Leading Up: How to Lead Your Boss so you Both Win
Author: Michael Useem
Publisher: Crown Business, New York, NY (2001)
Call #: HD57.7 .U83 2001
From the Publisher: Today’s best leaders know how to lead up, a necessary strategy when a supervisor is micromanaging rather than macrothinking, when a division president offers clear directives but can’t see the future, or when investors demand instant gain but need long-term growth. Through vivid, compelling stories, Michael Useem reveals how upward leadership can transform incipient disaster into hard-won triumph. For example, U.S. Marine Corps General Peter Pace reconciled the conflicting priorities of six bosses by keeping them well informed and challenging their instructions when necessary. Useem also explores what happens when those who should step forward fail to do so—Mount Everest mountaineers might have saved themselves from disaster during a fateful ascent if only they had questioned their guides’ flawed decisions.

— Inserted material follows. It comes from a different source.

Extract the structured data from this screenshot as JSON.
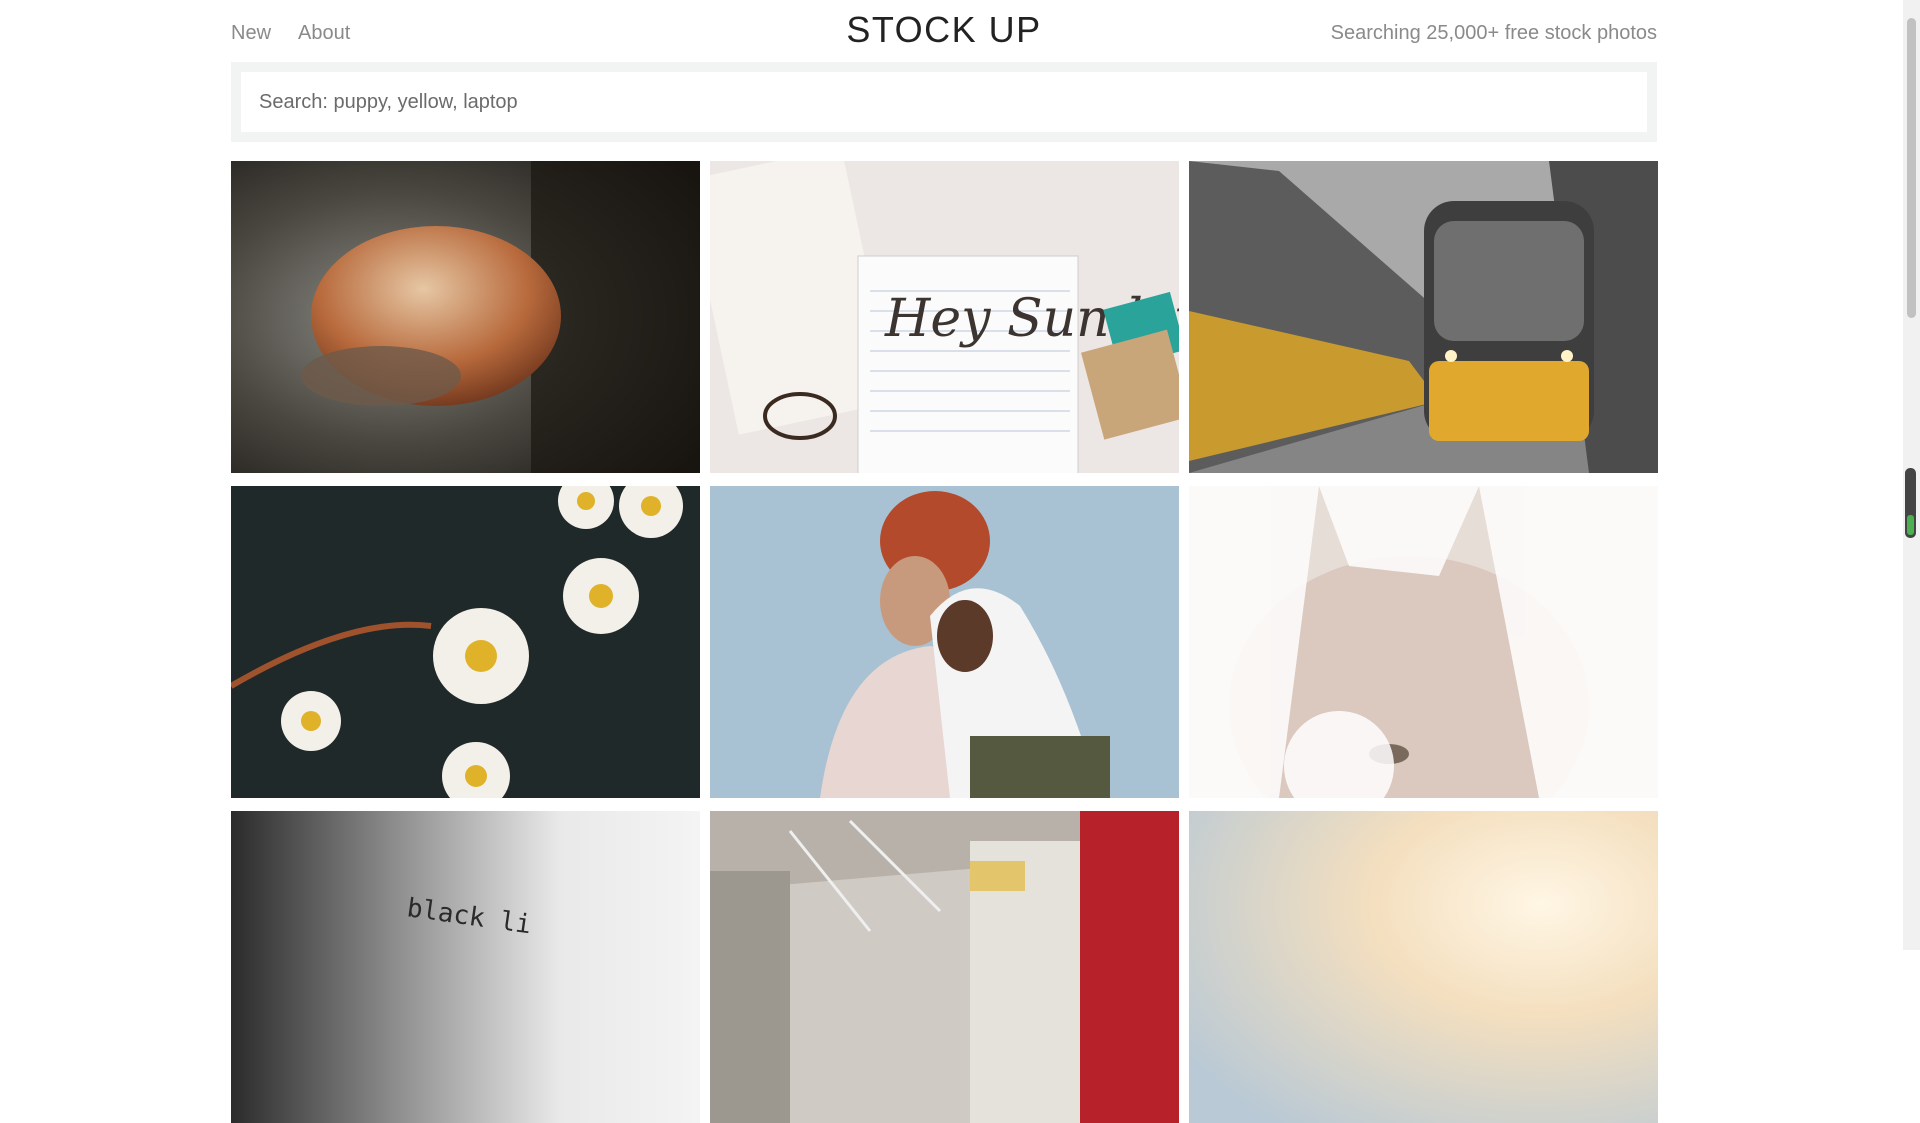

Leading Up is a call to action. It asks us to get results by helping our superiors lead and by building on the best in everybody’s nature, and it offers a pragmatic blueprint for doing so.
About the Author: Michael Useem is the William and Jacalyn Egan Professor of Management at the Wharton School, University of Pennsylvania,and director of its Center for Leadership and Change Management. Dr. Useem is also the author of The Leadership Moment.
From the Web:
Leaders today aren’t just bosses, they’re self-starters who take charge. Upward leaders get results by helping their superiors lead. They make sure that good ideas don’t die on the vine because a boss’ understanding doesn’t reach down deep enough into the organization. Upward leadership assures that advice arrives from all points on the corporate compass, not just from the top down. And it applies at every level: Even CEOs need to learn about leading up because they ultimately answer to their boards.
Drawing on the extraordinary experiences of real people, Useem shows us what happens when those not in charge rise to the challenge, and also what happens when those who should step forward fail to do so.